**PROBLEM**
Count the lines in the entries that contain "text". Say the number and nothing more.

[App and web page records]
——————
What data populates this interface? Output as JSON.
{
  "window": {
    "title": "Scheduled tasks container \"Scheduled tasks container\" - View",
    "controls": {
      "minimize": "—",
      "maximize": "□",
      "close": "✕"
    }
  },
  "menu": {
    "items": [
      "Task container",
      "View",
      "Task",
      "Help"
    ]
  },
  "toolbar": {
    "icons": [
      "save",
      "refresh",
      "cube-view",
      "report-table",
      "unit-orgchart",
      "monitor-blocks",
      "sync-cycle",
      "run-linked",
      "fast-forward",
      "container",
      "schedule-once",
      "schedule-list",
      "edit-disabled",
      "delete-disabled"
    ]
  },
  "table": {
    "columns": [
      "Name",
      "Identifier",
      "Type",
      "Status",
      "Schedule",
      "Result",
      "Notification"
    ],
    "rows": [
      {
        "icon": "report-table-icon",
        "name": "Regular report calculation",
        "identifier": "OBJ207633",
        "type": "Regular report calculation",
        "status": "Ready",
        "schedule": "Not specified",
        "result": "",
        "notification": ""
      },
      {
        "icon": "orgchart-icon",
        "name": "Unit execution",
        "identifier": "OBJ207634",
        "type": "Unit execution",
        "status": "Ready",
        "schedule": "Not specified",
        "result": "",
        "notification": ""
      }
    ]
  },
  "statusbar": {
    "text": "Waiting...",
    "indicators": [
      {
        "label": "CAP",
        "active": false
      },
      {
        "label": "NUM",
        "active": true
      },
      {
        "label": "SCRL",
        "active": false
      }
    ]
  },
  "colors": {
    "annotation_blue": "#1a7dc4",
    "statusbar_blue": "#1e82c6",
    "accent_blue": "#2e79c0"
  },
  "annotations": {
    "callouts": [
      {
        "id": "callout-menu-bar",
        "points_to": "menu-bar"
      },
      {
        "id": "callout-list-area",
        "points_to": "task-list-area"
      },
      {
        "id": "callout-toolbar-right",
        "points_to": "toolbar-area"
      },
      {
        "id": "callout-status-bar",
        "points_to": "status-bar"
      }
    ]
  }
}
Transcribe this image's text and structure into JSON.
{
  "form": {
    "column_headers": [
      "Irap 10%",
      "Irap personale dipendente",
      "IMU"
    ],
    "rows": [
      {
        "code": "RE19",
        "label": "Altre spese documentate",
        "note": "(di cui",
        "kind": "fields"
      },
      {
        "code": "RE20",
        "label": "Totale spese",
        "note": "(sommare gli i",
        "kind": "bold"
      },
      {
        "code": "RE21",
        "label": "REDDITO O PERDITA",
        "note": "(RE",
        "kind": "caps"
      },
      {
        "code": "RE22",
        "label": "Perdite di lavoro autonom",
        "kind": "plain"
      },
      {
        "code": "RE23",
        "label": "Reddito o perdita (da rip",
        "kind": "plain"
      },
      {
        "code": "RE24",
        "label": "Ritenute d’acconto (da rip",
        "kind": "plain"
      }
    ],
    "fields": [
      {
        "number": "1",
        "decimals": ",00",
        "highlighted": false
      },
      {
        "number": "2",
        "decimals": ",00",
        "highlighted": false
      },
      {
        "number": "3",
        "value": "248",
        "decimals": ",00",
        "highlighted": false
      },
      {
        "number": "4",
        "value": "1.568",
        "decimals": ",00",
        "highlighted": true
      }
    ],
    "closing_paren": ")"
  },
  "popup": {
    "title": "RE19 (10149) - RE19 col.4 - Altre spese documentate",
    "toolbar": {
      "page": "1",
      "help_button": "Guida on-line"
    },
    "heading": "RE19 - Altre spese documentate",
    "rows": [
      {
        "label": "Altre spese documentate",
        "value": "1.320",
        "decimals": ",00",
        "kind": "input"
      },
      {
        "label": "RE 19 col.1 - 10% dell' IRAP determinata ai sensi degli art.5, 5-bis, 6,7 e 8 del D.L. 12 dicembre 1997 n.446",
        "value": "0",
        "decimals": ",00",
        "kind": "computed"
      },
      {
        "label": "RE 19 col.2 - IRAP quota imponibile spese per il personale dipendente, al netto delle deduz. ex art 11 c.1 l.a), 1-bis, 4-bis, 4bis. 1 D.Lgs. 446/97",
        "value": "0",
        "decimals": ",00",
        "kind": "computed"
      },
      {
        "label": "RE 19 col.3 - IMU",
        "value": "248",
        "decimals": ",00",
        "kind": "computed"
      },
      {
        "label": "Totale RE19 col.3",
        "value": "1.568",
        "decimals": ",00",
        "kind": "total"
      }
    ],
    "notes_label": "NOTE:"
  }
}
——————
**FINISHED TASK**
2